2007 in North Carolina saw four times more property crimes than all other crimes combined, and a clearance rate of less than 15%. This means over 85% of property crime cases, state wide, go unresolved. Until now, the response by North Carolina's law enforcement and citizens to property crime has been primarily reactive. Only after the crime has been committed does law enforcement get involved and after the crime has been investigated there is very little done in the way of advising the victim on future crime prevention.
Law enforcement officials talk tough about stopping crime, but the statistics tell the truth; property crime is embarrassingly out of control! The techniques used by citizens and law enforcement do not effectively prevent property crime. Law enforcement officials have the authority as elected public servants to innovate and allocate resources as necessary to protect property by staying a step ahead of crime.

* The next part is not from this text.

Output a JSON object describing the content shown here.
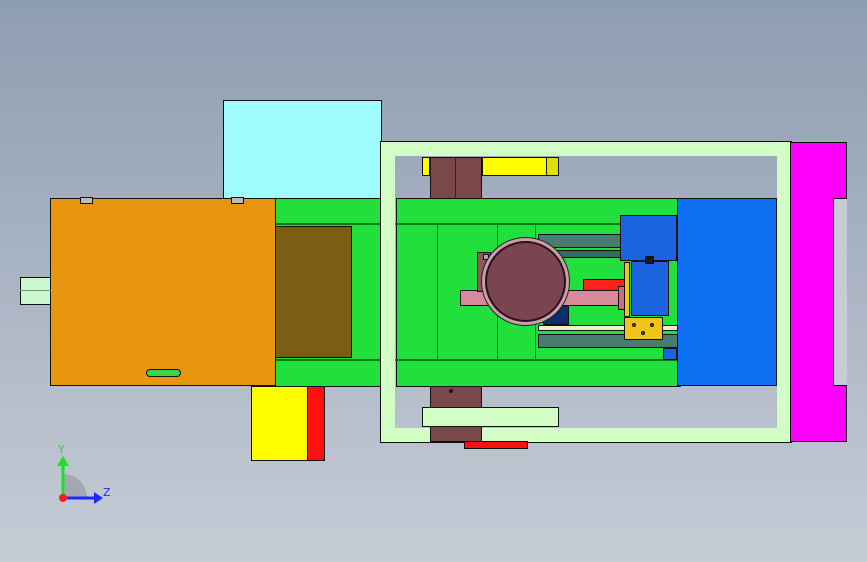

Most law enforcement departments have sidestepped the opportunity to actively prevent crime. Do you receive a monthly or quarterly newsletter from your local police or sheriff's department alerting you to new trends in crime and how to prevent it? Have you ever been visited by a policeman or sheriff's deputy on patrol who saw your lawnmower under the shed in the back yard or the enclosed trailer in your driveway and wanted to let you know that they were at risk of being stolen? When was the last time a law enforcement officer saw you working in the yard and stopped just to talk about crime in your area and remind you to write down the serial numbers on your property?
We are responsible for protecting our own property. We also elect sheriffs and police chiefs to be our partners against crime and inform and warn us about criminal risks. As the economy tightens, property crime will become more rampant and with worries about filling our cars up with gas, loosing our jobs, and putting food on the table, the last thing we want to deal with is replacing stolen or damaged property. Encourage your law enforcement leadership to be more active in crime prevention. We gave them the job when we elected them as public servants. Law enforcement works for us! Remember the next time your law enforcement leader is up for election, not what he or she said they would do, but what they actually did to prevent crime and protect our families. The statistics tell the truth. Let's work hard to prevent crime!